An appeal to God to confirm the faith and loyalty of his servant in the face of others who are turning to false gods in a time of prolonged distress.
st. 1 = v. 1
st. 2 = v. 2
st. 3 = v. 3
st. 4 = vv. 4-5
st. 5 = v. 6
st. 6 = v. 7
st. 7 = v. 8
Psalm 4 was liturgically assigned to the "director of music," probably for temple worship. It alludes to some prolonged national calamity, perhaps a drought (v. 7). The calamity has pushed the faith of many over the edge, and they are turning to whatever gods may possibly bring relief (v. 2). Such defection from the LORD also means that the divinely appointed king is rejected as having no authority. The psalmist appeals to God (st. 1), rebukes the faithless and calls them back to trust in the LORD (st. 2-4), asks God to show himself as the one from whom good comes (st. 5), and confesses joy and confidence in the LORD (st. 6-7).

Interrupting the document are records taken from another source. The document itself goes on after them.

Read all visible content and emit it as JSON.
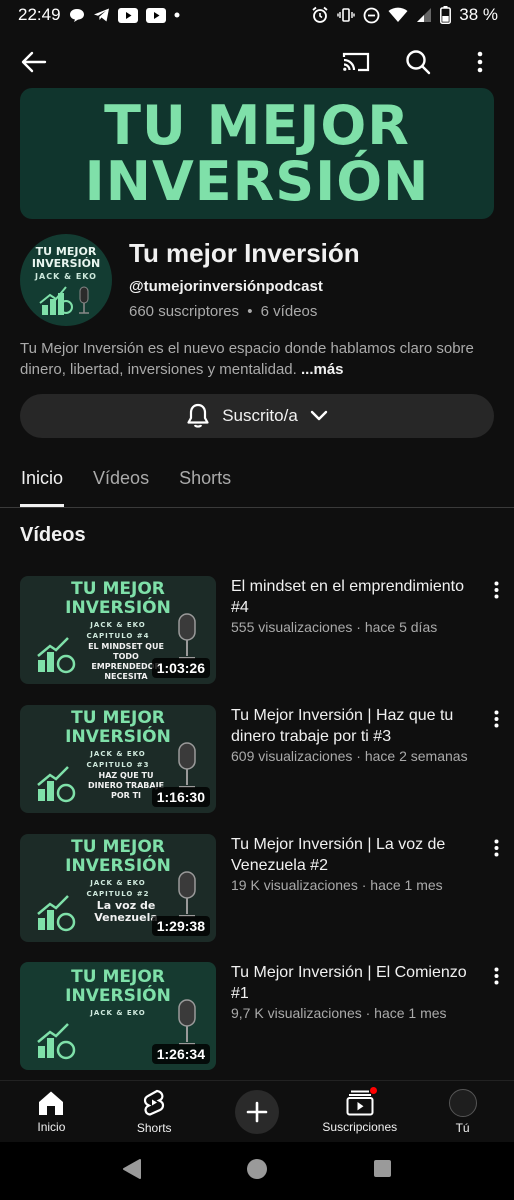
{
  "status_bar": {
    "time": "22:49",
    "battery": "38 %"
  },
  "channel": {
    "banner_line1": "TU MEJOR",
    "banner_line2": "INVERSIÓN",
    "avatar_line1": "TU MEJOR",
    "avatar_line2": "INVERSIÓN",
    "avatar_line3": "JACK & EKO",
    "name": "Tu mejor Inversión",
    "handle": "@tumejorinversiónpodcast",
    "subscribers": "660 suscriptores",
    "separator": "•",
    "videos_count": "6 vídeos",
    "description": "Tu Mejor Inversión es el nuevo espacio donde hablamos claro sobre dinero, libertad, inversiones y mentalidad.",
    "more": "...más",
    "subscribe_label": "Suscrito/a"
  },
  "tabs": [
    {
      "label": "Inicio",
      "active": true
    },
    {
      "label": "Vídeos",
      "active": false
    },
    {
      "label": "Shorts",
      "active": false
    }
  ],
  "section_title": "Vídeos",
  "videos": [
    {
      "title": "El mindset en el emprendimiento #4",
      "meta": "555 visualizaciones · hace 5 días",
      "duration": "1:03:26",
      "thumb_line1": "TU MEJOR",
      "thumb_line2": "INVERSIÓN",
      "thumb_sub": "JACK & EKO",
      "thumb_chapter": "CAPITULO #4",
      "thumb_caption": "EL MINDSET QUE TODO EMPRENDEDOR NECESITA"
    },
    {
      "title": "Tu Mejor Inversión | Haz que tu dinero trabaje por ti #3",
      "meta": "609 visualizaciones · hace 2 semanas",
      "duration": "1:16:30",
      "thumb_line1": "TU MEJOR",
      "thumb_line2": "INVERSIÓN",
      "thumb_sub": "JACK & EKO",
      "thumb_chapter": "CAPITULO #3",
      "thumb_caption": "HAZ QUE TU DINERO TRABAJE POR TI"
    },
    {
      "title": "Tu Mejor Inversión | La voz de Venezuela #2",
      "meta": "19 K visualizaciones · hace 1 mes",
      "duration": "1:29:38",
      "thumb_line1": "TU MEJOR",
      "thumb_line2": "INVERSIÓN",
      "thumb_sub": "JACK & EKO",
      "thumb_chapter": "CAPITULO #2",
      "thumb_caption": "La voz de Venezuela"
    },
    {
      "title": "Tu Mejor Inversión | El Comienzo #1",
      "meta": "9,7 K visualizaciones · hace 1 mes",
      "duration": "1:26:34",
      "thumb_line1": "TU MEJOR",
      "thumb_line2": "INVERSIÓN",
      "thumb_sub": "JACK & EKO",
      "thumb_chapter": "",
      "thumb_caption": ""
    }
  ],
  "bottom_nav": [
    {
      "label": "Inicio",
      "icon": "home-icon"
    },
    {
      "label": "Shorts",
      "icon": "shorts-icon"
    },
    {
      "label": "",
      "icon": "create-icon"
    },
    {
      "label": "Suscripciones",
      "icon": "subscriptions-icon"
    },
    {
      "label": "Tú",
      "icon": "you-avatar"
    }
  ],
  "colors": {
    "background": "#0f0f0f",
    "accent_green": "#7fe0a9",
    "banner_bg": "#10352d",
    "notification": "#ff0000"
  }
}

Albertus (Bert) Witvoet (b. Joure, Friesland, the Netherlands, 1934) wrote the versification in 1983 for the Psalter Hymnal. Witvoet spent his childhood and youth in the Netherlands, where he developed a love for music and singing. Currently a Canadian citizen, he is a member of a Christian Reformed church in St. Catharines, Ontario. Educated at Calvin College, Grand Rapids, Michigan, and the University of Toronto, Witvoet taught English at Hamilton Christian High School, Toronto District Christian High School, and Harbord Collegiate Institute in Toronto. Since 1982 he has been editor of the weekly Christian Courier (previously known as The Calvinist Contact). He has written poetry and translated poems from Dutch into English.
Times when the church's faith is severely tried, when trust in the Lord is ridiculed, and when people turn from God to try to find relief elsewhere.
--Psalter Hymnal Handbook